Find how many lines of the listing include the string "value", and report only that figure.
=== Section Start ===
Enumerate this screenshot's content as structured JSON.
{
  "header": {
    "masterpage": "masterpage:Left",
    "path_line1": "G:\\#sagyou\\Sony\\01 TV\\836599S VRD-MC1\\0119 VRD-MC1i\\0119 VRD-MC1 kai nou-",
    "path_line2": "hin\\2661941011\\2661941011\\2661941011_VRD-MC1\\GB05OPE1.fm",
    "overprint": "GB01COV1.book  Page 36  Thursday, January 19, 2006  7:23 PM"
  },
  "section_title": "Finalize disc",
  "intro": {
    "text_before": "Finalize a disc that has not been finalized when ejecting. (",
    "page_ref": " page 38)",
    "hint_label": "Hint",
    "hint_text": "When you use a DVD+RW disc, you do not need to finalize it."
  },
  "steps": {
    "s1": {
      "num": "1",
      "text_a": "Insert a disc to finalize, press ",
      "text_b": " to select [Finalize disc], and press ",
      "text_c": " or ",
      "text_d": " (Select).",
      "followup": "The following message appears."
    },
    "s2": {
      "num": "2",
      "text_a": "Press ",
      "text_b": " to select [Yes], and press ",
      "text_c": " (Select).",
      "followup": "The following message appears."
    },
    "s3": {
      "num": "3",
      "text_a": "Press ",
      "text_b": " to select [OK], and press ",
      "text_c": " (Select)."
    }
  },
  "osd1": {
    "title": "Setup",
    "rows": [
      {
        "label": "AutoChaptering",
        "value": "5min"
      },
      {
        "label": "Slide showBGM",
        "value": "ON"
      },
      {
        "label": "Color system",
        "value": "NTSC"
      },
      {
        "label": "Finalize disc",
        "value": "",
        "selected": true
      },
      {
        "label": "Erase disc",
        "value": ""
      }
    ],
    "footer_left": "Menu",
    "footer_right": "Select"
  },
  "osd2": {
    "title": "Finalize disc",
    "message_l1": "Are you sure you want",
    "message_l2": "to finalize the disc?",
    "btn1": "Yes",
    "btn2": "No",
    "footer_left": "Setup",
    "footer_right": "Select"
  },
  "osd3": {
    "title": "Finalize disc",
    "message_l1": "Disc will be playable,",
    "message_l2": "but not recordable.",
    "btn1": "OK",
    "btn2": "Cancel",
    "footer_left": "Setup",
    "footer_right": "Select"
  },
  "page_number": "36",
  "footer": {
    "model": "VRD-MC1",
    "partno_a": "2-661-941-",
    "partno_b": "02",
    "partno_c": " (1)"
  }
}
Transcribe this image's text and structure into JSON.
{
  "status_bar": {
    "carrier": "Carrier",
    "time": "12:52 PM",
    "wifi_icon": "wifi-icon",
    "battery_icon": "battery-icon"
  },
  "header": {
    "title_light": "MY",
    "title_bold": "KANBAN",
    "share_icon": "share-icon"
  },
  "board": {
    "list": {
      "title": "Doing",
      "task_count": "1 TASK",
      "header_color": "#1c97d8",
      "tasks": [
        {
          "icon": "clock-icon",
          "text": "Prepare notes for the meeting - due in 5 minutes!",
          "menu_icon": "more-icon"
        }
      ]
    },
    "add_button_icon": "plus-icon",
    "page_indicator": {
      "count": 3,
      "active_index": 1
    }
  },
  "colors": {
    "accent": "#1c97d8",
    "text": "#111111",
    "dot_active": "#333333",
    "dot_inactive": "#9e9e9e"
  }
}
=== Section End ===
- Result of the task: 5